(Extracted data entries)
=== Section Start ===
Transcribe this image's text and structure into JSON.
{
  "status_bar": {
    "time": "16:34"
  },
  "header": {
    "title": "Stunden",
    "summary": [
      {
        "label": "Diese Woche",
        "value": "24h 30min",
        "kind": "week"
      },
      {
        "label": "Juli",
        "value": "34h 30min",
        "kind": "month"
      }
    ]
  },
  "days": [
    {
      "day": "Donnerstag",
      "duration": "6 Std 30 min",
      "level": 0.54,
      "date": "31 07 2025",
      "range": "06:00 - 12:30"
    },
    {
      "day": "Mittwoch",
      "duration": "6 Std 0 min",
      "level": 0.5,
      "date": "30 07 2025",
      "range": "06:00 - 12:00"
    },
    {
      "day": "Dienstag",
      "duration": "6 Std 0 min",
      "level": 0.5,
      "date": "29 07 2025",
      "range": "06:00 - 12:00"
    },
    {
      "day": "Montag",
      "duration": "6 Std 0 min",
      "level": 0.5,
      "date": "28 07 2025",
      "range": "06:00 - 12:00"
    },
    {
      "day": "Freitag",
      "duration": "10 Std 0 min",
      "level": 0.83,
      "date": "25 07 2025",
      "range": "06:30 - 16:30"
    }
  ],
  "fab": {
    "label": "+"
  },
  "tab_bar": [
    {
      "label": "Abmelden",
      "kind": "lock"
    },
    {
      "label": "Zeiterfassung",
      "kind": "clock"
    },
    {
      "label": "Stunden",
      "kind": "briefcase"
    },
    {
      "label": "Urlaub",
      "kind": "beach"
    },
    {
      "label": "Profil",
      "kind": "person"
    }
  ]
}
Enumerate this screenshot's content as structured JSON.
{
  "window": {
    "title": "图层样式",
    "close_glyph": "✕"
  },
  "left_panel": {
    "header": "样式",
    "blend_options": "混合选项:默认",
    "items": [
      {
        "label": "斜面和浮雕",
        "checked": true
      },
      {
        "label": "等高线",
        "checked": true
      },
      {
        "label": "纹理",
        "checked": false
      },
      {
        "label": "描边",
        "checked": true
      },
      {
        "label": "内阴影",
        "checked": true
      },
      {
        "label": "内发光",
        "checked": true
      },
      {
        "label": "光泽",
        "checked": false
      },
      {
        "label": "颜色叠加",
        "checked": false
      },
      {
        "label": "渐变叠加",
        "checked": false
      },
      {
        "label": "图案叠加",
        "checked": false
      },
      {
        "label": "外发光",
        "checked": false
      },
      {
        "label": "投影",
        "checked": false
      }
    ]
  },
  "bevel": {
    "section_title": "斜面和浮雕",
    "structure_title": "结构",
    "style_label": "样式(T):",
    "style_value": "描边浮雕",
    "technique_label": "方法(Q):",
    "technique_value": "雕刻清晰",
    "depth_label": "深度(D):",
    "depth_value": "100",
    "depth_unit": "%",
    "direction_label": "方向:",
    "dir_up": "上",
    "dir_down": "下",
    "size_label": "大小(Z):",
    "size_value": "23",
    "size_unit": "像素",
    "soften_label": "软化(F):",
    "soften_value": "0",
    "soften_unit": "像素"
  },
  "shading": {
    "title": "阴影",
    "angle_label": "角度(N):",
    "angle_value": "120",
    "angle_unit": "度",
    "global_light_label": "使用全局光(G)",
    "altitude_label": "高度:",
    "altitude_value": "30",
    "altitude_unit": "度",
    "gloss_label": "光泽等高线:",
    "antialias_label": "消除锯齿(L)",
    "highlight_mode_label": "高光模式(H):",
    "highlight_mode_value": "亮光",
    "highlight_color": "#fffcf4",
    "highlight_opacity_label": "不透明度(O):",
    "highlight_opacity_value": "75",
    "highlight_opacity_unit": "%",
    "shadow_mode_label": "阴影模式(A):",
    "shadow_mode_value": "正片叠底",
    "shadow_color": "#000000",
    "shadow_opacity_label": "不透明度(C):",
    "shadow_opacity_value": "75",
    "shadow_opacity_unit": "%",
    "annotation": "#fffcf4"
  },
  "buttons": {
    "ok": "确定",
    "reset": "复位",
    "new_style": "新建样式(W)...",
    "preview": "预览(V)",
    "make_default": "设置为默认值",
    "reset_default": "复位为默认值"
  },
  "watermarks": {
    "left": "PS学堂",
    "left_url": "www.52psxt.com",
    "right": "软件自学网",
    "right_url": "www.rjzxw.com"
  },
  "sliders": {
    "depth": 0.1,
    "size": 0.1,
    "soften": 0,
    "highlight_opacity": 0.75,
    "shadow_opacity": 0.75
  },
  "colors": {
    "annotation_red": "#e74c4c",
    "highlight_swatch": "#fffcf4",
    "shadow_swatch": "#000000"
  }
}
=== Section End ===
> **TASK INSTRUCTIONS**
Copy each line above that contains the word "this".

> **OUTPUT OF THE EXERCISE**
Transcribe this image's text and structure into JSON.
Enumerate this screenshot's content as structured JSON.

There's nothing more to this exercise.